## EXERCISE AIM:
In your copy of the data, keep every word exact and include no pictures.

## WORKING DATA:
════

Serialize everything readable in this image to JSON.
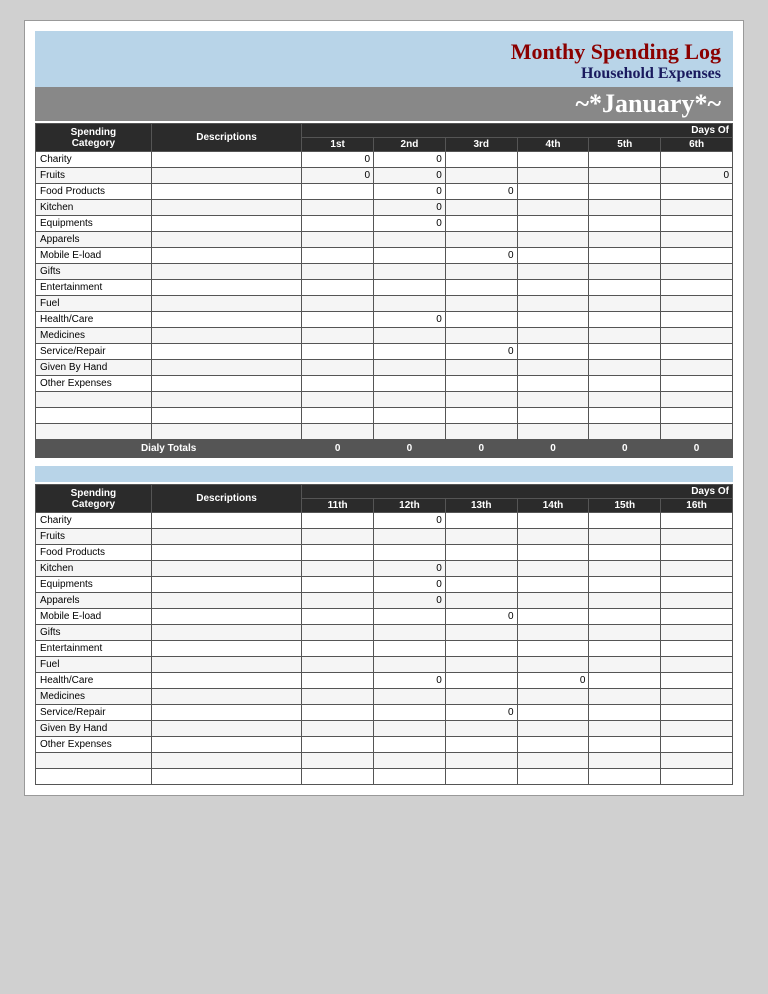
{
  "header": {
    "title_main": "Monthy Spending Log",
    "title_sub": "Household Expenses",
    "month": "~*January*~"
  },
  "section1": {
    "col_spending": "Spending",
    "col_category": "Category",
    "col_descriptions": "Descriptions",
    "days_of_label": "Days Of",
    "col_1st": "1st",
    "col_2nd": "2nd",
    "col_3rd": "3rd",
    "col_4th": "4th",
    "col_5th": "5th",
    "col_6th": "6th",
    "rows": [
      {
        "cat": "Charity",
        "desc": "",
        "c1": "0",
        "c2": "0",
        "c3": "",
        "c4": "",
        "c5": "",
        "c6": ""
      },
      {
        "cat": "Fruits",
        "desc": "",
        "c1": "0",
        "c2": "0",
        "c3": "",
        "c4": "",
        "c5": "",
        "c6": "0"
      },
      {
        "cat": "Food Products",
        "desc": "",
        "c1": "",
        "c2": "0",
        "c3": "0",
        "c4": "",
        "c5": "",
        "c6": ""
      },
      {
        "cat": "Kitchen",
        "desc": "",
        "c1": "",
        "c2": "0",
        "c3": "",
        "c4": "",
        "c5": "",
        "c6": ""
      },
      {
        "cat": "Equipments",
        "desc": "",
        "c1": "",
        "c2": "0",
        "c3": "",
        "c4": "",
        "c5": "",
        "c6": ""
      },
      {
        "cat": "Apparels",
        "desc": "",
        "c1": "",
        "c2": "",
        "c3": "",
        "c4": "",
        "c5": "",
        "c6": ""
      },
      {
        "cat": "Mobile E-load",
        "desc": "",
        "c1": "",
        "c2": "",
        "c3": "0",
        "c4": "",
        "c5": "",
        "c6": ""
      },
      {
        "cat": "Gifts",
        "desc": "",
        "c1": "",
        "c2": "",
        "c3": "",
        "c4": "",
        "c5": "",
        "c6": ""
      },
      {
        "cat": "Entertainment",
        "desc": "",
        "c1": "",
        "c2": "",
        "c3": "",
        "c4": "",
        "c5": "",
        "c6": ""
      },
      {
        "cat": "Fuel",
        "desc": "",
        "c1": "",
        "c2": "",
        "c3": "",
        "c4": "",
        "c5": "",
        "c6": ""
      },
      {
        "cat": "Health/Care",
        "desc": "",
        "c1": "",
        "c2": "0",
        "c3": "",
        "c4": "",
        "c5": "",
        "c6": ""
      },
      {
        "cat": "Medicines",
        "desc": "",
        "c1": "",
        "c2": "",
        "c3": "",
        "c4": "",
        "c5": "",
        "c6": ""
      },
      {
        "cat": "Service/Repair",
        "desc": "",
        "c1": "",
        "c2": "",
        "c3": "0",
        "c4": "",
        "c5": "",
        "c6": ""
      },
      {
        "cat": "Given By Hand",
        "desc": "",
        "c1": "",
        "c2": "",
        "c3": "",
        "c4": "",
        "c5": "",
        "c6": ""
      },
      {
        "cat": "Other Expenses",
        "desc": "",
        "c1": "",
        "c2": "",
        "c3": "",
        "c4": "",
        "c5": "",
        "c6": ""
      },
      {
        "cat": "",
        "desc": "",
        "c1": "",
        "c2": "",
        "c3": "",
        "c4": "",
        "c5": "",
        "c6": ""
      },
      {
        "cat": "",
        "desc": "",
        "c1": "",
        "c2": "",
        "c3": "",
        "c4": "",
        "c5": "",
        "c6": ""
      },
      {
        "cat": "",
        "desc": "",
        "c1": "",
        "c2": "",
        "c3": "",
        "c4": "",
        "c5": "",
        "c6": ""
      }
    ],
    "totals_label": "Dialy Totals",
    "totals": {
      "c1": "0",
      "c2": "0",
      "c3": "0",
      "c4": "0",
      "c5": "0",
      "c6": "0"
    }
  },
  "section2": {
    "col_spending": "Spending",
    "col_category": "Category",
    "col_descriptions": "Descriptions",
    "days_of_label": "Days Of",
    "col_11th": "11th",
    "col_12th": "12th",
    "col_13th": "13th",
    "col_14th": "14th",
    "col_15th": "15th",
    "col_16th": "16th",
    "rows": [
      {
        "cat": "Charity",
        "desc": "",
        "c1": "",
        "c2": "0",
        "c3": "",
        "c4": "",
        "c5": "",
        "c6": ""
      },
      {
        "cat": "Fruits",
        "desc": "",
        "c1": "",
        "c2": "",
        "c3": "",
        "c4": "",
        "c5": "",
        "c6": ""
      },
      {
        "cat": "Food Products",
        "desc": "",
        "c1": "",
        "c2": "",
        "c3": "",
        "c4": "",
        "c5": "",
        "c6": ""
      },
      {
        "cat": "Kitchen",
        "desc": "",
        "c1": "",
        "c2": "0",
        "c3": "",
        "c4": "",
        "c5": "",
        "c6": ""
      },
      {
        "cat": "Equipments",
        "desc": "",
        "c1": "",
        "c2": "0",
        "c3": "",
        "c4": "",
        "c5": "",
        "c6": ""
      },
      {
        "cat": "Apparels",
        "desc": "",
        "c1": "",
        "c2": "0",
        "c3": "",
        "c4": "",
        "c5": "",
        "c6": ""
      },
      {
        "cat": "Mobile E-load",
        "desc": "",
        "c1": "",
        "c2": "",
        "c3": "0",
        "c4": "",
        "c5": "",
        "c6": ""
      },
      {
        "cat": "Gifts",
        "desc": "",
        "c1": "",
        "c2": "",
        "c3": "",
        "c4": "",
        "c5": "",
        "c6": ""
      },
      {
        "cat": "Entertainment",
        "desc": "",
        "c1": "",
        "c2": "",
        "c3": "",
        "c4": "",
        "c5": "",
        "c6": ""
      },
      {
        "cat": "Fuel",
        "desc": "",
        "c1": "",
        "c2": "",
        "c3": "",
        "c4": "",
        "c5": "",
        "c6": ""
      },
      {
        "cat": "Health/Care",
        "desc": "",
        "c1": "",
        "c2": "0",
        "c3": "",
        "c4": "0",
        "c5": "",
        "c6": ""
      },
      {
        "cat": "Medicines",
        "desc": "",
        "c1": "",
        "c2": "",
        "c3": "",
        "c4": "",
        "c5": "",
        "c6": ""
      },
      {
        "cat": "Service/Repair",
        "desc": "",
        "c1": "",
        "c2": "",
        "c3": "0",
        "c4": "",
        "c5": "",
        "c6": ""
      },
      {
        "cat": "Given By Hand",
        "desc": "",
        "c1": "",
        "c2": "",
        "c3": "",
        "c4": "",
        "c5": "",
        "c6": ""
      },
      {
        "cat": "Other Expenses",
        "desc": "",
        "c1": "",
        "c2": "",
        "c3": "",
        "c4": "",
        "c5": "",
        "c6": ""
      },
      {
        "cat": "",
        "desc": "",
        "c1": "",
        "c2": "",
        "c3": "",
        "c4": "",
        "c5": "",
        "c6": ""
      },
      {
        "cat": "",
        "desc": "",
        "c1": "",
        "c2": "",
        "c3": "",
        "c4": "",
        "c5": "",
        "c6": ""
      }
    ]
  }
}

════

## REPLY:
Serialize everything readable in this image to JSON.
{
  "header": {
    "title_main": "Monthy Spending Log",
    "title_sub": "Household Expenses",
    "month": "~*January*~"
  },
  "section1": {
    "col_spending": "Spending",
    "col_category": "Category",
    "col_descriptions": "Descriptions",
    "days_of_label": "Days Of",
    "col_1st": "1st",
    "col_2nd": "2nd",
    "col_3rd": "3rd",
    "col_4th": "4th",
    "col_5th": "5th",
    "col_6th": "6th",
    "rows": [
      {
        "cat": "Charity",
        "desc": "",
        "c1": "0",
        "c2": "0",
        "c3": "",
        "c4": "",
        "c5": "",
        "c6": ""
      },
      {
        "cat": "Fruits",
        "desc": "",
        "c1": "0",
        "c2": "0",
        "c3": "",
        "c4": "",
        "c5": "",
        "c6": "0"
      },
      {
        "cat": "Food Products",
        "desc": "",
        "c1": "",
        "c2": "0",
        "c3": "0",
        "c4": "",
        "c5": "",
        "c6": ""
      },
      {
        "cat": "Kitchen",
        "desc": "",
        "c1": "",
        "c2": "0",
        "c3": "",
        "c4": "",
        "c5": "",
        "c6": ""
      },
      {
        "cat": "Equipments",
        "desc": "",
        "c1": "",
        "c2": "0",
        "c3": "",
        "c4": "",
        "c5": "",
        "c6": ""
      },
      {
        "cat": "Apparels",
        "desc": "",
        "c1": "",
        "c2": "",
        "c3": "",
        "c4": "",
        "c5": "",
        "c6": ""
      },
      {
        "cat": "Mobile E-load",
        "desc": "",
        "c1": "",
        "c2": "",
        "c3": "0",
        "c4": "",
        "c5": "",
        "c6": ""
      },
      {
        "cat": "Gifts",
        "desc": "",
        "c1": "",
        "c2": "",
        "c3": "",
        "c4": "",
        "c5": "",
        "c6": ""
      },
      {
        "cat": "Entertainment",
        "desc": "",
        "c1": "",
        "c2": "",
        "c3": "",
        "c4": "",
        "c5": "",
        "c6": ""
      },
      {
        "cat": "Fuel",
        "desc": "",
        "c1": "",
        "c2": "",
        "c3": "",
        "c4": "",
        "c5": "",
        "c6": ""
      },
      {
        "cat": "Health/Care",
        "desc": "",
        "c1": "",
        "c2": "0",
        "c3": "",
        "c4": "",
        "c5": "",
        "c6": ""
      },
      {
        "cat": "Medicines",
        "desc": "",
        "c1": "",
        "c2": "",
        "c3": "",
        "c4": "",
        "c5": "",
        "c6": ""
      },
      {
        "cat": "Service/Repair",
        "desc": "",
        "c1": "",
        "c2": "",
        "c3": "0",
        "c4": "",
        "c5": "",
        "c6": ""
      },
      {
        "cat": "Given By Hand",
        "desc": "",
        "c1": "",
        "c2": "",
        "c3": "",
        "c4": "",
        "c5": "",
        "c6": ""
      },
      {
        "cat": "Other Expenses",
        "desc": "",
        "c1": "",
        "c2": "",
        "c3": "",
        "c4": "",
        "c5": "",
        "c6": ""
      },
      {
        "cat": "",
        "desc": "",
        "c1": "",
        "c2": "",
        "c3": "",
        "c4": "",
        "c5": "",
        "c6": ""
      },
      {
        "cat": "",
        "desc": "",
        "c1": "",
        "c2": "",
        "c3": "",
        "c4": "",
        "c5": "",
        "c6": ""
      },
      {
        "cat": "",
        "desc": "",
        "c1": "",
        "c2": "",
        "c3": "",
        "c4": "",
        "c5": "",
        "c6": ""
      }
    ],
    "totals_label": "Dialy Totals",
    "totals": {
      "c1": "0",
      "c2": "0",
      "c3": "0",
      "c4": "0",
      "c5": "0",
      "c6": "0"
    }
  },
  "section2": {
    "col_spending": "Spending",
    "col_category": "Category",
    "col_descriptions": "Descriptions",
    "days_of_label": "Days Of",
    "col_11th": "11th",
    "col_12th": "12th",
    "col_13th": "13th",
    "col_14th": "14th",
    "col_15th": "15th",
    "col_16th": "16th",
    "rows": [
      {
        "cat": "Charity",
        "desc": "",
        "c1": "",
        "c2": "0",
        "c3": "",
        "c4": "",
        "c5": "",
        "c6": ""
      },
      {
        "cat": "Fruits",
        "desc": "",
        "c1": "",
        "c2": "",
        "c3": "",
        "c4": "",
        "c5": "",
        "c6": ""
      },
      {
        "cat": "Food Products",
        "desc": "",
        "c1": "",
        "c2": "",
        "c3": "",
        "c4": "",
        "c5": "",
        "c6": ""
      },
      {
        "cat": "Kitchen",
        "desc": "",
        "c1": "",
        "c2": "0",
        "c3": "",
        "c4": "",
        "c5": "",
        "c6": ""
      },
      {
        "cat": "Equipments",
        "desc": "",
        "c1": "",
        "c2": "0",
        "c3": "",
        "c4": "",
        "c5": "",
        "c6": ""
      },
      {
        "cat": "Apparels",
        "desc": "",
        "c1": "",
        "c2": "0",
        "c3": "",
        "c4": "",
        "c5": "",
        "c6": ""
      },
      {
        "cat": "Mobile E-load",
        "desc": "",
        "c1": "",
        "c2": "",
        "c3": "0",
        "c4": "",
        "c5": "",
        "c6": ""
      },
      {
        "cat": "Gifts",
        "desc": "",
        "c1": "",
        "c2": "",
        "c3": "",
        "c4": "",
        "c5": "",
        "c6": ""
      },
      {
        "cat": "Entertainment",
        "desc": "",
        "c1": "",
        "c2": "",
        "c3": "",
        "c4": "",
        "c5": "",
        "c6": ""
      },
      {
        "cat": "Fuel",
        "desc": "",
        "c1": "",
        "c2": "",
        "c3": "",
        "c4": "",
        "c5": "",
        "c6": ""
      },
      {
        "cat": "Health/Care",
        "desc": "",
        "c1": "",
        "c2": "0",
        "c3": "",
        "c4": "0",
        "c5": "",
        "c6": ""
      },
      {
        "cat": "Medicines",
        "desc": "",
        "c1": "",
        "c2": "",
        "c3": "",
        "c4": "",
        "c5": "",
        "c6": ""
      },
      {
        "cat": "Service/Repair",
        "desc": "",
        "c1": "",
        "c2": "",
        "c3": "0",
        "c4": "",
        "c5": "",
        "c6": ""
      },
      {
        "cat": "Given By Hand",
        "desc": "",
        "c1": "",
        "c2": "",
        "c3": "",
        "c4": "",
        "c5": "",
        "c6": ""
      },
      {
        "cat": "Other Expenses",
        "desc": "",
        "c1": "",
        "c2": "",
        "c3": "",
        "c4": "",
        "c5": "",
        "c6": ""
      },
      {
        "cat": "",
        "desc": "",
        "c1": "",
        "c2": "",
        "c3": "",
        "c4": "",
        "c5": "",
        "c6": ""
      },
      {
        "cat": "",
        "desc": "",
        "c1": "",
        "c2": "",
        "c3": "",
        "c4": "",
        "c5": "",
        "c6": ""
      }
    ]
  }
}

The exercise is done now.